It is certainly the case that an early start watching your garden birds will result in you seeing more birds. If you have feeders in your garden make sure you have them topped up at least a week before the start so that the birds get used to the regular food source and add your garden to their rounds!

In the build up to your garden birdwatch (as you can see below) we are building up a photo/reference library to many of the different birds you may see in your garden.

Mallard (male) Guernsey – Andy Marquis

Grey Heron – Guernsey – photo – Chris Bale

Goldfinch (male) – Alderney – photo JH

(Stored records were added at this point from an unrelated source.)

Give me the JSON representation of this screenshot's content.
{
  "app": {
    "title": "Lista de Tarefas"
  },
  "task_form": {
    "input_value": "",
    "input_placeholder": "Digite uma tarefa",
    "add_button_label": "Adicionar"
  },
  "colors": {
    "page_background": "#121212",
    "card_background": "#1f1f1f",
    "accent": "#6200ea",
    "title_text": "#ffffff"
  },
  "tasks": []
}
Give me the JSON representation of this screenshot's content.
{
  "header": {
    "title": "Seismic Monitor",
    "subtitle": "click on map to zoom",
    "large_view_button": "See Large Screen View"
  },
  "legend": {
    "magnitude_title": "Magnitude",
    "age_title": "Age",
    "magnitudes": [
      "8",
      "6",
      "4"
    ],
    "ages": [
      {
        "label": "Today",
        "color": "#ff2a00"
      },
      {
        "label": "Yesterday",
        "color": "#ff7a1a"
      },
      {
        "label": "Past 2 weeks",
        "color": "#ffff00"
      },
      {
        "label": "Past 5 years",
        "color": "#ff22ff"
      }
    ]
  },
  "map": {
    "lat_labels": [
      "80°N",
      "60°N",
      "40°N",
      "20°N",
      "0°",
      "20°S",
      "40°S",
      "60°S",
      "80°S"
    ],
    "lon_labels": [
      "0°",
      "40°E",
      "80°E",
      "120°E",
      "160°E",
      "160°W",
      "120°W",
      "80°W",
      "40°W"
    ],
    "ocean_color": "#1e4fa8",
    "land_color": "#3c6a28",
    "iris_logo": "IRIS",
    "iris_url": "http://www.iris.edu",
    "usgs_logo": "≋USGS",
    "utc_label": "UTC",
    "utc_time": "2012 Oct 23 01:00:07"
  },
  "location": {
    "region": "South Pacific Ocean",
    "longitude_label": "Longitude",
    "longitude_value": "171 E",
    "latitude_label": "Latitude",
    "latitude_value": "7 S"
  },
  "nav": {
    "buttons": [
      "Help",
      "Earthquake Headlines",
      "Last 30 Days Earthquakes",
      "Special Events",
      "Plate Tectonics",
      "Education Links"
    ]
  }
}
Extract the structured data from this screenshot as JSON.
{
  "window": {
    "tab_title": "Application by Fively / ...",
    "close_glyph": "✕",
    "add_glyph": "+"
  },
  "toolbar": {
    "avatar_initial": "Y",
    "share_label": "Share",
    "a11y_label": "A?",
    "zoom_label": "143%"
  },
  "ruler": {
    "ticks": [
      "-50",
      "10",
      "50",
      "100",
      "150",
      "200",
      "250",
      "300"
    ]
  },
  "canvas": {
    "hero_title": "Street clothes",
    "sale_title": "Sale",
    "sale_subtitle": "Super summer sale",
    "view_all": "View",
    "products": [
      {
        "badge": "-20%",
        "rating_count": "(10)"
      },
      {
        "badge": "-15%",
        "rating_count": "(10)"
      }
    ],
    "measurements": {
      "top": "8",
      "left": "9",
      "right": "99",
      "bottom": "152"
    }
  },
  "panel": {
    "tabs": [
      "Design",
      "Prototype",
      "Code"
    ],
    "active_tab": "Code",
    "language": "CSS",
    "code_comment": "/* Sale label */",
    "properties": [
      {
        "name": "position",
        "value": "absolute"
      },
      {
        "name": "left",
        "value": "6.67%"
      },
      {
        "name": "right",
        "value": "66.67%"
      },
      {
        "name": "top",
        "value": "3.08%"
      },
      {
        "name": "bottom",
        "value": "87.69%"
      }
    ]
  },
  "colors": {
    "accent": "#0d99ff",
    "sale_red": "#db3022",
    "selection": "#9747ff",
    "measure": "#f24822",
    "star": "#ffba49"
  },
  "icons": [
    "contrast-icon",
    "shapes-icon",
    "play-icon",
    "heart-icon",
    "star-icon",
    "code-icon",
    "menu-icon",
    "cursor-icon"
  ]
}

Greenfinch (male) Alderney – photo JH

Song Thrush – Guernsey – Photo Julie Day

Great Spotted Woodpecker – Guernsey – photo Chris Bale

Woodpigeon – Alderney – photo JH

Herring Gull -Alderney – Photo JH

Dunnock – Alderney – photo – JH

Blue Tit – Guernsey – photo Dan Scott

Great Tit – Guernsey – Photo – Dan Scott

Long tailed Tit – Guernsey – photo Chris Bale

Coal Tit – Guernsey – photo- Andy Marquis

Blackbird (female) Guernsey – photo Andy Marquis

Bluethroat -Mannez lighthouse garden (spring 2019- rare visitor) -Photo Dr S Robertson

Blackbird (male) -Alderney  – photo JH

Common Redstart – Alderney – Photo – JH

Pheasant – Alderney – Photo- JH

Robin – Alderney Garden – photo JH

House Sparrow (female) – Guernsey – photo- Andy Marquis

House Sparrow (male) Mannez Lighthouse garden – Photo – JH

Linnet (male) Alderney photo JH

Chffinch (female) photo Andy Marquis

Chaffinch (male) Alderney – photo JH

House Martin – Guernsey – Photo – Andy Marquis

Swallow in flight – Photo Mark Guille – Guernsey

Starling – Guernsey – Photo Dan Scott

White Wagtail – Alderney – Photo JH

Black Redstart – Alderney – Photo JH

Stock Dove – Alderney- Photo – JH

Firecrest – Alderney – Photo Elliot Montieth

Goldcrest (female) – Guernsey – Photo – Dan Scott

Turtle Dove- Alderney – Photo Jenny Richardson

Blackcap (male) Guernsey – photo Chris Bale

Blackcap (female) Guernsey photo Andy Marquis

Willow Warbler – Guernsey – Andy Marquis

Short toed Treecreeper – Guernsey – Andy Marquis

Chiffchaff – Alderney – Photo JH

Wren – Alderney – photo Elliot Montieth

Magpie – Guernsey – photo – Dan Scott

Carrion Crow – Guernsey – Photo – Dan Scott

Meadow Pipit – Alderney – Photo JH

Bullfinch (male) Guernsey – Photo Dan Scott

Bullfinch (female – Guernsey – Photo Dan Scott

Pied Flycatcher – Guernsey – Photo – Dan Scott

Pied Flycatcher (female) – Guernsey – Photo Dan Scott

Spotted Flycatcher – Guernsey – Dan Scott

Sparrowhawk – Alderney – Photo – JH